At present, investigations for gender reassignment operations and hormone treatment are only carried out in Tampere and Helsinki.
A notable fact is that most people who seek consultation about gender correction are young. At Tampere University Hospital Transclinic, about half of the clientele was found to be under the age of 23. One of the obvious reasons for the increase is that Finland gave minors permission to have a sex consultation for a future gender change in 2011.
Since then, the number of people seeking gender reassignment has increased dramatically.
"The number of patients keeps increasing exponentially. In the past, we used to have only ten patients in Helsinki and Tampere, now it's hundreds we're talking about," Aino Mattila, senior lecturer in adult psychiatry at Tampere University Hospital said, stressing that the trend has been evident.

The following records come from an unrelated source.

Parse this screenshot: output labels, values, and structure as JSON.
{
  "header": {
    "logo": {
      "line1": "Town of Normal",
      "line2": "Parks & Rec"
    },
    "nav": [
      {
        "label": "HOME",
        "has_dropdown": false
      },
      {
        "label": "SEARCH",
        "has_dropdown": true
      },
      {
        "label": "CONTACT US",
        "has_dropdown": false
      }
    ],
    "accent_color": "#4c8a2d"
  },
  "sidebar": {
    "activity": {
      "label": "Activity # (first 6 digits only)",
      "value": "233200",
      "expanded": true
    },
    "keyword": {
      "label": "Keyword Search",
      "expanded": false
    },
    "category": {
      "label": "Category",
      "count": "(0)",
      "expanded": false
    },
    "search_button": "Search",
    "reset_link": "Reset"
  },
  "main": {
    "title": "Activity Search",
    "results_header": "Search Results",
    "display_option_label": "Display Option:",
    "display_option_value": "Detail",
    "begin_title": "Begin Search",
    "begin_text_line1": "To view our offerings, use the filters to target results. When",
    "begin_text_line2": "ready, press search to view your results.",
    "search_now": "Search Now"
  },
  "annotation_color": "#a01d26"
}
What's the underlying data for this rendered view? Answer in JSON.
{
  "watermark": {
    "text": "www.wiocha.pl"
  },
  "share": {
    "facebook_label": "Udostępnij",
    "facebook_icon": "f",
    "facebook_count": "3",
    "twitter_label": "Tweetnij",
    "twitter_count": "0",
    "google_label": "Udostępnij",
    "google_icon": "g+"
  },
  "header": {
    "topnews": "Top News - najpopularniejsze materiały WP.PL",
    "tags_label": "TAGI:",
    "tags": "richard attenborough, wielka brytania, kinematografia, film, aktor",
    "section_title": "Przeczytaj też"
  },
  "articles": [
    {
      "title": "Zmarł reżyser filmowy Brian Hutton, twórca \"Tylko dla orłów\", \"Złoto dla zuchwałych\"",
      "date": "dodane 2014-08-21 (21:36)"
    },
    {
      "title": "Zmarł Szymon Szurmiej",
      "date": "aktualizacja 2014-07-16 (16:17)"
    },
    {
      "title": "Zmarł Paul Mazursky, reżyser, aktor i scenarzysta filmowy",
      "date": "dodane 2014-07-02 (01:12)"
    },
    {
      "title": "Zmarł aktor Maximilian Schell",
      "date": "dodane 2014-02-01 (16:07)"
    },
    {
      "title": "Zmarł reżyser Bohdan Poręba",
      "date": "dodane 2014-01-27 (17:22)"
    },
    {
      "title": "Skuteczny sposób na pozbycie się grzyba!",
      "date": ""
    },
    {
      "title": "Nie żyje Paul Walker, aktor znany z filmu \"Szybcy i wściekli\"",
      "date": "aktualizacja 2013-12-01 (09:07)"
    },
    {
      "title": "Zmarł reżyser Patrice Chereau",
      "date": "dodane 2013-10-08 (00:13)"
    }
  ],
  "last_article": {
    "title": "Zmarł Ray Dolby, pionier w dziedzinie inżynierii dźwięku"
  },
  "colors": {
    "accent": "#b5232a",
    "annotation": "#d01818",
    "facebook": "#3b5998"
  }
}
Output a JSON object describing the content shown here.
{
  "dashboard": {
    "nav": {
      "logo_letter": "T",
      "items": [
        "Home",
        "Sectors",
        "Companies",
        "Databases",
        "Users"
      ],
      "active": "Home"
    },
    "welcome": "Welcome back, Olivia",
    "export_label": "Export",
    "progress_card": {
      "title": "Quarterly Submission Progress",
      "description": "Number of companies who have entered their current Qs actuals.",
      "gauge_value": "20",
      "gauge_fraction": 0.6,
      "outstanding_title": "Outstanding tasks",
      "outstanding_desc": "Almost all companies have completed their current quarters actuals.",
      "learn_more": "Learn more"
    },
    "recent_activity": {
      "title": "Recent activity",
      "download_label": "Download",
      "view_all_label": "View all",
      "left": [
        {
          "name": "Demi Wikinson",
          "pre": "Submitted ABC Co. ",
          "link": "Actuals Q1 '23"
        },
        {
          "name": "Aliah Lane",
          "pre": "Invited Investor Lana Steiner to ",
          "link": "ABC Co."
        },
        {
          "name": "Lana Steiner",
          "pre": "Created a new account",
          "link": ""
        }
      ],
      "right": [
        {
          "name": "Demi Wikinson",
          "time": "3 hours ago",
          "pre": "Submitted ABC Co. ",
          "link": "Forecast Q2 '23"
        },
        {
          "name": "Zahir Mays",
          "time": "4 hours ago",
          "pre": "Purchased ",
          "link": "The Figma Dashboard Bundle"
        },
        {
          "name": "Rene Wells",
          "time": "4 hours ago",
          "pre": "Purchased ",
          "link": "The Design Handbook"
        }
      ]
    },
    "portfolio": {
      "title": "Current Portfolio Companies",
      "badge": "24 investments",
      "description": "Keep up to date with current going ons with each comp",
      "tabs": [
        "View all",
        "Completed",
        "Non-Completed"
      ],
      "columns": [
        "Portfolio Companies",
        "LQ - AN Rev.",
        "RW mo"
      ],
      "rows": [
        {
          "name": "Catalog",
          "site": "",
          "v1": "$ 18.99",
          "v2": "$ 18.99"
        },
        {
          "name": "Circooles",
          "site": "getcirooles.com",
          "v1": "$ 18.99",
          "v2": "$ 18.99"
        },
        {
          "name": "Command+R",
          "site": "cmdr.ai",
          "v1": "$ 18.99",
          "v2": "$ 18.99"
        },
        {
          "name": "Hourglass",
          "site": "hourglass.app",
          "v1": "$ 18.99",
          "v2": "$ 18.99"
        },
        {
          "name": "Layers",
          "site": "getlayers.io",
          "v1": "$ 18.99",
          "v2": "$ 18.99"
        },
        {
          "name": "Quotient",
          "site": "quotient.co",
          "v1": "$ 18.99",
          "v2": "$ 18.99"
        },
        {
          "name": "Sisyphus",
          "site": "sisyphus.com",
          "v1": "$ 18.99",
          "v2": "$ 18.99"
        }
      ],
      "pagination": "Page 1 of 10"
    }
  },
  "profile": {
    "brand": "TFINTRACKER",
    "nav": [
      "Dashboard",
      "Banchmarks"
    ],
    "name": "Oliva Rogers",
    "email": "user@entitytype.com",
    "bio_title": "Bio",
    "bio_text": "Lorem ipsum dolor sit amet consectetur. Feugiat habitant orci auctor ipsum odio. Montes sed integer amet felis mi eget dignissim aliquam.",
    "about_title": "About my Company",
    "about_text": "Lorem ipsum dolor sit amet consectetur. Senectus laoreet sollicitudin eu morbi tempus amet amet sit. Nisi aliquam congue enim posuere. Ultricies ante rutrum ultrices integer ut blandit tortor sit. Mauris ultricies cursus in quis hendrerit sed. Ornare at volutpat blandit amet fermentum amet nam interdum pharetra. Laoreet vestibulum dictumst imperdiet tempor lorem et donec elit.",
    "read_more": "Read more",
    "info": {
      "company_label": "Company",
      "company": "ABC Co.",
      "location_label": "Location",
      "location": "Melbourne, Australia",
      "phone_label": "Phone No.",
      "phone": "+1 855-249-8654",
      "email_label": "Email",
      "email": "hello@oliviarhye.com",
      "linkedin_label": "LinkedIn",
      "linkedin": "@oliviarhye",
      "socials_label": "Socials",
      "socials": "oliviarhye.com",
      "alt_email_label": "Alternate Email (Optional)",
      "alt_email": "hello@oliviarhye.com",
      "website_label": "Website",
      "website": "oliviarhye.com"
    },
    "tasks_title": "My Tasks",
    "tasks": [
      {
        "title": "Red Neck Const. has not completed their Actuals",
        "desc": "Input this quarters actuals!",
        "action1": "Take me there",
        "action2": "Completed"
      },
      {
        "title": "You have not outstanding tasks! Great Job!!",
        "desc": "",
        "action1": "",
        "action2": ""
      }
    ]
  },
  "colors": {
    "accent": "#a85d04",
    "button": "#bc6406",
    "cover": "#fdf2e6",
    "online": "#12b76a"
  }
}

The trend is not specific to Finland, but rather has been noted throughout the western world. In Finland's neighbor, Sweden, the number of young people diagnosed with "gender dysphoria" and experiencing the sensation of being "trapped in the wrong body" has been rising avalanche-like in the past few years.
One of the most oft-cited reasons is that awareness if gender diversity has increased, while the stigma attached to gender-related issues is no longer there.
"Some people may get the feeling of not belonging or being an outsider in everything. They may arrive at the conclusion that all the bad feelings are solely related to gender identity. With the matter getting so much attention nowadays, some may think of gender change as the ultimate solution to all bad things," Mattila explained.
"A large part of those seeking identity research are girls with long-term psychiatric problems and a wide range of developmental issues," psychiatrist Riitta Kaltiala-Heino told the medical newspaper Mediuutiset.
She called it the phenomenon "new and peculiar" as it has emerged in the past few years and appears to be quite frequent among high school students. Kaltiala-Heino stressed that there is virtually no reliable statistics for this matter.
"We also don't know if the current treatment recommendations are appropriate for these young people. The vast majority of them are in an intermediate state and they don't really know what they need," Kaltiala-Heino said.
So far, it has been extremely rare for patients in Finland to have second thoughts about a change of gender. Nevertheless, the number of such cases is growing in lockstep with gender reassignment operations, which Mattila referred to as "basic math."